This Chicken Curry with Cilantro Lime Rice comes together in just 30 minutes, and makes for a delicious, flavorful weeknight meal. Read on, or jump straight to the recipe HERE.
Curries are one of the most diverse and interesting category of dishes I can think of. So many cultures have their own versions, and the ingredient lists can easily span the length of your arm, creating some of the most complex flavors.
But curries can also be astoundingly simple to make. With just a handful of spices and a can of coconut milk (or some broth) you can have a healthy and flavorful meal ready in the time it takes to make a pot of rice.
Any true curry lover will tell you that fresh spices are best. That you should grind your own, and always toast the spices right before you use them. That’s sound advice, but it doesn’t mean you need to do a ton of work to make a good curry.
I’m just a midwestern girl, so I basically have no right to be preaching to you about curries… but I do have some thoughts on how to make delicious spice-filled dishes without a lot of effort or special ingredients.
First, I’m a firm believer that quality spices matter. Buuuut I’m also really lazy… and I don’t always grind my spices fresh right before I use them. (Shhh!) Instead, I try to buy my spices in the bulk section (you can do this at places like Whole Foods, but I prefer dedicated spice shops like Penzey’s).
Not only are the spices in the bulk section fresher than the jarred ones, but you can buy a small amount at a time (for just a few cents) and actually use up what you have instead of owning a giant jar that will languish in your spice cabinet for years.
I find that buying my spices this way actually saves money, as opposed to buying whole jarfuls.

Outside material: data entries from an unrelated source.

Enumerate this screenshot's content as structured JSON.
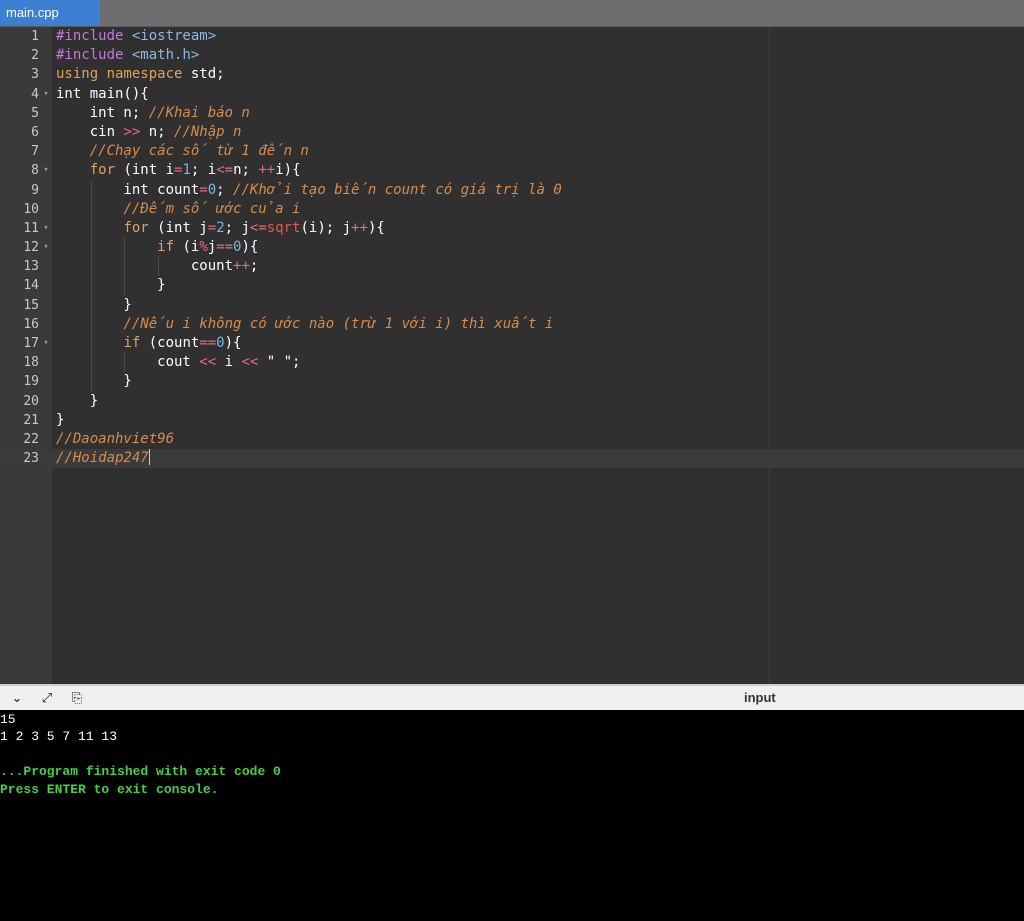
{
  "tab": {
    "label": "main.cpp"
  },
  "editor": {
    "lines": [
      {
        "num": "1",
        "indent": 0,
        "fold": false,
        "tokens": [
          {
            "t": "pp",
            "v": "#include "
          },
          {
            "t": "str",
            "v": "<iostream>"
          }
        ]
      },
      {
        "num": "2",
        "indent": 0,
        "fold": false,
        "tokens": [
          {
            "t": "pp",
            "v": "#include "
          },
          {
            "t": "str",
            "v": "<math.h>"
          }
        ]
      },
      {
        "num": "3",
        "indent": 0,
        "fold": false,
        "tokens": [
          {
            "t": "kw",
            "v": "using namespace"
          },
          {
            "t": "",
            "v": " std;"
          }
        ]
      },
      {
        "num": "4",
        "indent": 0,
        "fold": true,
        "tokens": [
          {
            "t": "",
            "v": "int main(){"
          }
        ]
      },
      {
        "num": "5",
        "indent": 1,
        "fold": false,
        "tokens": [
          {
            "t": "",
            "v": "    int n; "
          },
          {
            "t": "cm",
            "v": "//Khai báo n"
          }
        ]
      },
      {
        "num": "6",
        "indent": 1,
        "fold": false,
        "tokens": [
          {
            "t": "",
            "v": "    cin "
          },
          {
            "t": "op",
            "v": ">>"
          },
          {
            "t": "",
            "v": " n; "
          },
          {
            "t": "cm",
            "v": "//Nhập n"
          }
        ]
      },
      {
        "num": "7",
        "indent": 1,
        "fold": false,
        "tokens": [
          {
            "t": "",
            "v": "    "
          },
          {
            "t": "cm",
            "v": "//Chạy các số từ 1 đến n"
          }
        ]
      },
      {
        "num": "8",
        "indent": 1,
        "fold": true,
        "tokens": [
          {
            "t": "",
            "v": "    "
          },
          {
            "t": "kw",
            "v": "for"
          },
          {
            "t": "",
            "v": " (int i"
          },
          {
            "t": "op",
            "v": "="
          },
          {
            "t": "num",
            "v": "1"
          },
          {
            "t": "",
            "v": "; i"
          },
          {
            "t": "op",
            "v": "<="
          },
          {
            "t": "",
            "v": "n; "
          },
          {
            "t": "op",
            "v": "++"
          },
          {
            "t": "",
            "v": "i){"
          }
        ]
      },
      {
        "num": "9",
        "indent": 2,
        "fold": false,
        "tokens": [
          {
            "t": "",
            "v": "        int count"
          },
          {
            "t": "op",
            "v": "="
          },
          {
            "t": "num",
            "v": "0"
          },
          {
            "t": "",
            "v": "; "
          },
          {
            "t": "cm",
            "v": "//Khởi tạo biến count có giá trị là 0"
          }
        ]
      },
      {
        "num": "10",
        "indent": 2,
        "fold": false,
        "tokens": [
          {
            "t": "",
            "v": "        "
          },
          {
            "t": "cm",
            "v": "//Đếm số ước của i"
          }
        ]
      },
      {
        "num": "11",
        "indent": 2,
        "fold": true,
        "tokens": [
          {
            "t": "",
            "v": "        "
          },
          {
            "t": "kw",
            "v": "for"
          },
          {
            "t": "",
            "v": " (int j"
          },
          {
            "t": "op",
            "v": "="
          },
          {
            "t": "num",
            "v": "2"
          },
          {
            "t": "",
            "v": "; j"
          },
          {
            "t": "op",
            "v": "<="
          },
          {
            "t": "fn",
            "v": "sqrt"
          },
          {
            "t": "",
            "v": "(i); j"
          },
          {
            "t": "op",
            "v": "++"
          },
          {
            "t": "",
            "v": "){"
          }
        ]
      },
      {
        "num": "12",
        "indent": 3,
        "fold": true,
        "tokens": [
          {
            "t": "",
            "v": "            "
          },
          {
            "t": "kw",
            "v": "if"
          },
          {
            "t": "",
            "v": " (i"
          },
          {
            "t": "op",
            "v": "%"
          },
          {
            "t": "",
            "v": "j"
          },
          {
            "t": "op",
            "v": "=="
          },
          {
            "t": "num",
            "v": "0"
          },
          {
            "t": "",
            "v": "){"
          }
        ]
      },
      {
        "num": "13",
        "indent": 4,
        "fold": false,
        "tokens": [
          {
            "t": "",
            "v": "                count"
          },
          {
            "t": "op",
            "v": "++"
          },
          {
            "t": "",
            "v": ";"
          }
        ]
      },
      {
        "num": "14",
        "indent": 3,
        "fold": false,
        "tokens": [
          {
            "t": "",
            "v": "            }"
          }
        ]
      },
      {
        "num": "15",
        "indent": 2,
        "fold": false,
        "tokens": [
          {
            "t": "",
            "v": "        }"
          }
        ]
      },
      {
        "num": "16",
        "indent": 2,
        "fold": false,
        "tokens": [
          {
            "t": "",
            "v": "        "
          },
          {
            "t": "cm",
            "v": "//Nếu i không có ước nào (trừ 1 với i) thì xuất i"
          }
        ]
      },
      {
        "num": "17",
        "indent": 2,
        "fold": true,
        "tokens": [
          {
            "t": "",
            "v": "        "
          },
          {
            "t": "kw",
            "v": "if"
          },
          {
            "t": "",
            "v": " (count"
          },
          {
            "t": "op",
            "v": "=="
          },
          {
            "t": "num",
            "v": "0"
          },
          {
            "t": "",
            "v": "){"
          }
        ]
      },
      {
        "num": "18",
        "indent": 3,
        "fold": false,
        "tokens": [
          {
            "t": "",
            "v": "            cout "
          },
          {
            "t": "op",
            "v": "<<"
          },
          {
            "t": "",
            "v": " i "
          },
          {
            "t": "op",
            "v": "<<"
          },
          {
            "t": "",
            "v": " \" \";"
          }
        ]
      },
      {
        "num": "19",
        "indent": 2,
        "fold": false,
        "tokens": [
          {
            "t": "",
            "v": "        }"
          }
        ]
      },
      {
        "num": "20",
        "indent": 1,
        "fold": false,
        "tokens": [
          {
            "t": "",
            "v": "    }"
          }
        ]
      },
      {
        "num": "21",
        "indent": 0,
        "fold": false,
        "tokens": [
          {
            "t": "",
            "v": "}"
          }
        ]
      },
      {
        "num": "22",
        "indent": 0,
        "fold": false,
        "tokens": [
          {
            "t": "cm",
            "v": "//Daoanhviet96"
          }
        ]
      },
      {
        "num": "23",
        "indent": 0,
        "fold": false,
        "active": true,
        "tokens": [
          {
            "t": "cm",
            "v": "//Hoidap247"
          }
        ]
      }
    ]
  },
  "panel": {
    "label": "input",
    "buttons": [
      {
        "name": "collapse-icon",
        "glyph": "⌄"
      },
      {
        "name": "expand-icon",
        "glyph": "⤢"
      },
      {
        "name": "copy-icon",
        "glyph": "⎘"
      }
    ]
  },
  "console": {
    "lines": [
      {
        "text": "15",
        "style": "normal"
      },
      {
        "text": "1 2 3 5 7 11 13",
        "style": "normal"
      },
      {
        "text": "",
        "style": "normal"
      },
      {
        "text": "...Program finished with exit code 0",
        "style": "green"
      },
      {
        "text": "Press ENTER to exit console.",
        "style": "green"
      }
    ]
  }
}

My second tip is to always let your spices toast in oil. Whether you’ve ground your spices fresh, or are using pre-ground spices, add them to the pan with the onions/garlic/oil and let them cook for a few minutes before continuing with the recipe. This goes for any recipe, not just this one. The flavor compounds in spices are often fat soluble, and they need a bit of heat and oil to “bloom.”

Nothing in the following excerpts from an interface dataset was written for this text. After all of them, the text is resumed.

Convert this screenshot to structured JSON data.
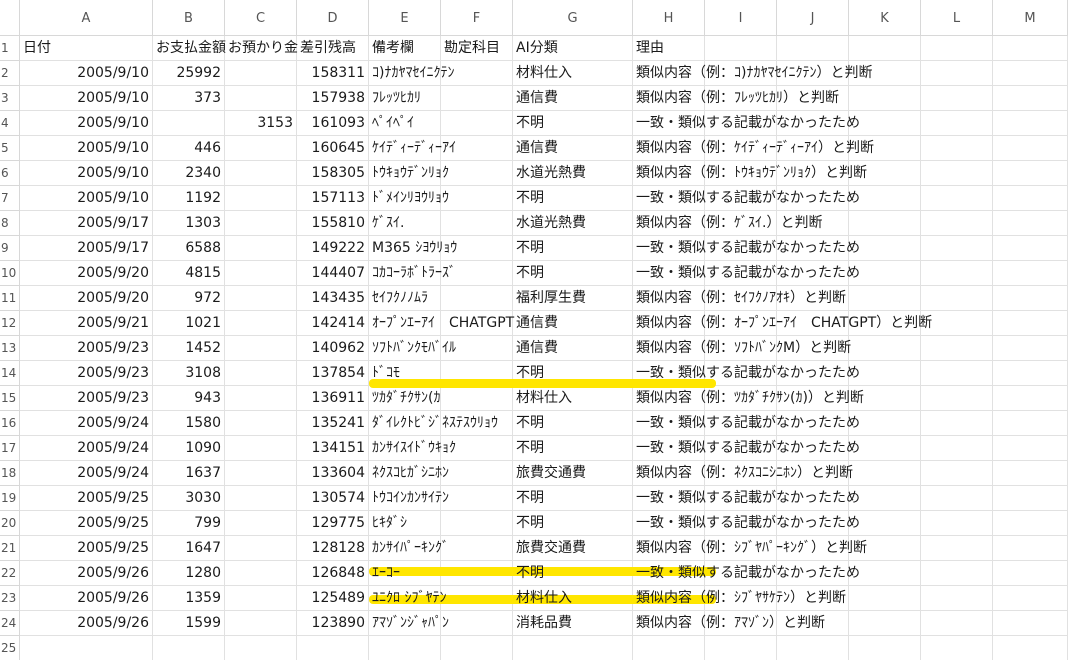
{
  "columns": [
    "A",
    "B",
    "C",
    "D",
    "E",
    "F",
    "G",
    "H",
    "I",
    "J",
    "K",
    "L",
    "M"
  ],
  "header_row": [
    "日付",
    "お支払金額",
    "お預かり金",
    "差引残高",
    "備考欄",
    "勘定科目",
    "AI分類",
    "理由"
  ],
  "rows": [
    {
      "date": "2005/9/10",
      "pay": "25992",
      "dep": "",
      "bal": "158311",
      "memo": "ｺ)ﾅｶﾔﾏｾｲﾆｸﾃﾝ",
      "acct": "",
      "ai": "材料仕入",
      "reason": "類似内容（例：ｺ)ﾅｶﾔﾏｾｲﾆｸﾃﾝ）と判断"
    },
    {
      "date": "2005/9/10",
      "pay": "373",
      "dep": "",
      "bal": "157938",
      "memo": "ﾌﾚｯﾂﾋｶﾘ",
      "acct": "",
      "ai": "通信費",
      "reason": "類似内容（例：ﾌﾚｯﾂﾋｶﾘ）と判断"
    },
    {
      "date": "2005/9/10",
      "pay": "",
      "dep": "3153",
      "bal": "161093",
      "memo": "ﾍﾟｲﾍﾟｲ",
      "acct": "",
      "ai": "不明",
      "reason": "一致・類似する記載がなかったため"
    },
    {
      "date": "2005/9/10",
      "pay": "446",
      "dep": "",
      "bal": "160645",
      "memo": "ｹｲﾃﾞｨｰﾃﾞｨｰｱｲ",
      "acct": "",
      "ai": "通信費",
      "reason": "類似内容（例：ｹｲﾃﾞｨｰﾃﾞｨｰｱｲ）と判断"
    },
    {
      "date": "2005/9/10",
      "pay": "2340",
      "dep": "",
      "bal": "158305",
      "memo": "ﾄｳｷｮｳﾃﾞﾝﾘｮｸ",
      "acct": "",
      "ai": "水道光熱費",
      "reason": "類似内容（例：ﾄｳｷｮｳﾃﾞﾝﾘｮｸ）と判断"
    },
    {
      "date": "2005/9/10",
      "pay": "1192",
      "dep": "",
      "bal": "157113",
      "memo": "ﾄﾞﾒｲﾝﾘﾖｳﾘｮｳ",
      "acct": "",
      "ai": "不明",
      "reason": "一致・類似する記載がなかったため"
    },
    {
      "date": "2005/9/17",
      "pay": "1303",
      "dep": "",
      "bal": "155810",
      "memo": "ｹﾞｽｲ.",
      "acct": "",
      "ai": "水道光熱費",
      "reason": "類似内容（例：ｹﾞｽｲ.）と判断"
    },
    {
      "date": "2005/9/17",
      "pay": "6588",
      "dep": "",
      "bal": "149222",
      "memo": "M365 ｼﾖｳﾘｮｳ",
      "acct": "",
      "ai": "不明",
      "reason": "一致・類似する記載がなかったため"
    },
    {
      "date": "2005/9/20",
      "pay": "4815",
      "dep": "",
      "bal": "144407",
      "memo": "ｺｶｺｰﾗﾎﾞﾄﾗｰｽﾞ",
      "acct": "",
      "ai": "不明",
      "reason": "一致・類似する記載がなかったため"
    },
    {
      "date": "2005/9/20",
      "pay": "972",
      "dep": "",
      "bal": "143435",
      "memo": "ｾｲﾌｸﾉﾉﾑﾗ",
      "acct": "",
      "ai": "福利厚生費",
      "reason": "類似内容（例：ｾｲﾌｸﾉｱｵｷ）と判断"
    },
    {
      "date": "2005/9/21",
      "pay": "1021",
      "dep": "",
      "bal": "142414",
      "memo": "ｵｰﾌﾟﾝｴｰｱｲ　CHATGPT",
      "acct": "",
      "ai": "通信費",
      "reason": "類似内容（例：ｵｰﾌﾟﾝｴｰｱｲ　CHATGPT）と判断"
    },
    {
      "date": "2005/9/23",
      "pay": "1452",
      "dep": "",
      "bal": "140962",
      "memo": "ｿﾌﾄﾊﾞﾝｸﾓﾊﾞｲﾙ",
      "acct": "",
      "ai": "通信費",
      "reason": "類似内容（例：ｿﾌﾄﾊﾞﾝｸM）と判断"
    },
    {
      "date": "2005/9/23",
      "pay": "3108",
      "dep": "",
      "bal": "137854",
      "memo": "ﾄﾞｺﾓ",
      "acct": "",
      "ai": "不明",
      "reason": "一致・類似する記載がなかったため"
    },
    {
      "date": "2005/9/23",
      "pay": "943",
      "dep": "",
      "bal": "136911",
      "memo": "ﾂｶﾀﾞﾁｸｻﾝ(ｶ",
      "acct": "",
      "ai": "材料仕入",
      "reason": "類似内容（例：ﾂｶﾀﾞﾁｸｻﾝ(ｶ)）と判断"
    },
    {
      "date": "2005/9/24",
      "pay": "1580",
      "dep": "",
      "bal": "135241",
      "memo": "ﾀﾞｲﾚｸﾄﾋﾞｼﾞﾈｽﾃｽｳﾘｮｳ",
      "acct": "",
      "ai": "不明",
      "reason": "一致・類似する記載がなかったため"
    },
    {
      "date": "2005/9/24",
      "pay": "1090",
      "dep": "",
      "bal": "134151",
      "memo": "ｶﾝｻｲｽｲﾄﾞｳｷｮｸ",
      "acct": "",
      "ai": "不明",
      "reason": "一致・類似する記載がなかったため"
    },
    {
      "date": "2005/9/24",
      "pay": "1637",
      "dep": "",
      "bal": "133604",
      "memo": "ﾈｸｽｺﾋｶﾞｼﾆﾎﾝ",
      "acct": "",
      "ai": "旅費交通費",
      "reason": "類似内容（例：ﾈｸｽｺﾆｼﾆﾎﾝ）と判断"
    },
    {
      "date": "2005/9/25",
      "pay": "3030",
      "dep": "",
      "bal": "130574",
      "memo": "ﾄｳｺｲﾝｶﾝｻｲﾃﾝ",
      "acct": "",
      "ai": "不明",
      "reason": "一致・類似する記載がなかったため"
    },
    {
      "date": "2005/9/25",
      "pay": "799",
      "dep": "",
      "bal": "129775",
      "memo": "ﾋｷﾀﾞｼ",
      "acct": "",
      "ai": "不明",
      "reason": "一致・類似する記載がなかったため"
    },
    {
      "date": "2005/9/25",
      "pay": "1647",
      "dep": "",
      "bal": "128128",
      "memo": "ｶﾝｻｲﾊﾟｰｷﾝｸﾞ",
      "acct": "",
      "ai": "旅費交通費",
      "reason": "類似内容（例：ｼﾌﾞﾔﾊﾟｰｷﾝｸﾞ）と判断"
    },
    {
      "date": "2005/9/26",
      "pay": "1280",
      "dep": "",
      "bal": "126848",
      "memo": "ｴｰｺｰ",
      "acct": "",
      "ai": "不明",
      "reason": "一致・類似する記載がなかったため"
    },
    {
      "date": "2005/9/26",
      "pay": "1359",
      "dep": "",
      "bal": "125489",
      "memo": "ﾕﾆｸﾛ ｼﾌﾞﾔﾃﾝ",
      "acct": "",
      "ai": "材料仕入",
      "reason": "類似内容（例：ｼﾌﾞﾔｻｹﾃﾝ）と判断"
    },
    {
      "date": "2005/9/26",
      "pay": "1599",
      "dep": "",
      "bal": "123890",
      "memo": "ｱﾏｿﾞﾝｼﾞｬﾊﾟﾝ",
      "acct": "",
      "ai": "消耗品費",
      "reason": "類似内容（例：ｱﾏｿﾞﾝ）と判断"
    }
  ],
  "highlight_color": "#ffe600"
}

Translation: sauteing your spices for a minute or two will bring out their full flavor potential, making whatever dish you’re cooking taste its very best.
Because quick, healthy curries like this one take so little time and effort to make, they tend to be one of the first things I turn to when I’m in a cooking rut.
No matter what I have in the fridge, I can almost always turn out a delicious, soul-satisfying meal I can feel good about.
- 2 TBSP coconut oil
- 1 small yellow onion, chopped
- 4 cloves garlic, minced
- 2 tsp. curry powder (I used 1 tsp. each sweet and hot curry powder -- depending on how spicy your curry powder is, and how hot you like your food, you may want to use slightly more or less)
- 1 tsp. ground turmeric
- 1 tsp. ground corriander (freshly ground if possible, but not necessary)
- ½ tsp. ground cumin (freshly ground if possible, but not necessary)
- ½ tsp. salt
- 1 tsp. freshly grated ginger
- 2 star anise
- 1 14-oz. can lite or regular coconut milk
- 1 lb. chicken breasts, boneless and skinless
- 1 cup fresh or frozen peas
- ½ cup fresh chopped cilantro
- 2 cups cooked rice (I typically use brown rice, but used jasmine in these photos)*
- ¼ cup fresh chopped cilantro
- zest of one lime
- lime wedges, for serving
- Before starting on your curry, get the rice cooking. You can cook your rice according to the package directions, or in a rice cooker, or you can find a link to my method in the recipe notes below. When the rice is finished cooking, stir in the cilantro and lime zest while the rice is still hot. Serve warm.
- Heat the oil in a large skillet over medium-high heat. Add the onion, and saute about 5 minutes, until softened and translucent. Add the garlic, and cook another 1-2 minutes. Add the spices, salt, fresh ginger, and star anise, and let cook for another 2-3 minutes, stirring so the spices are saturated with the coconut oil.
- Add the coconut milk, stir to combine, and nestle the chicken breasts into the pan. Cover, and reduce the heat to low. Let simmer for 15-20 minutes, until the chicken is cooked all the way through.
- Using a couple of forks, shred the chicken. (If you're using a non-stick pan, I suggest removing the chicken to a bowl to avoid scratching the pan's coating, then return the shredded chicken to the pan.)
- Remove the star anise, and stir in the peas and cilantro. Taste, and adjust seasoning if needed. (Note: if the curry is too spicy for your liking, you can add additional coconut milk, a pinch of sugar, or serve the curry with a cooling sauce of plain yogurt mixed with mint. Future batches can be made with less curry powder, adjusted to your liking.)
Curries are one of my favorite dishes to make, in part because they are so versatile. This curry can easily be made vegetarian or even vegan by swapping the chicken for a couple cans of chickpeas (drained and rinsed).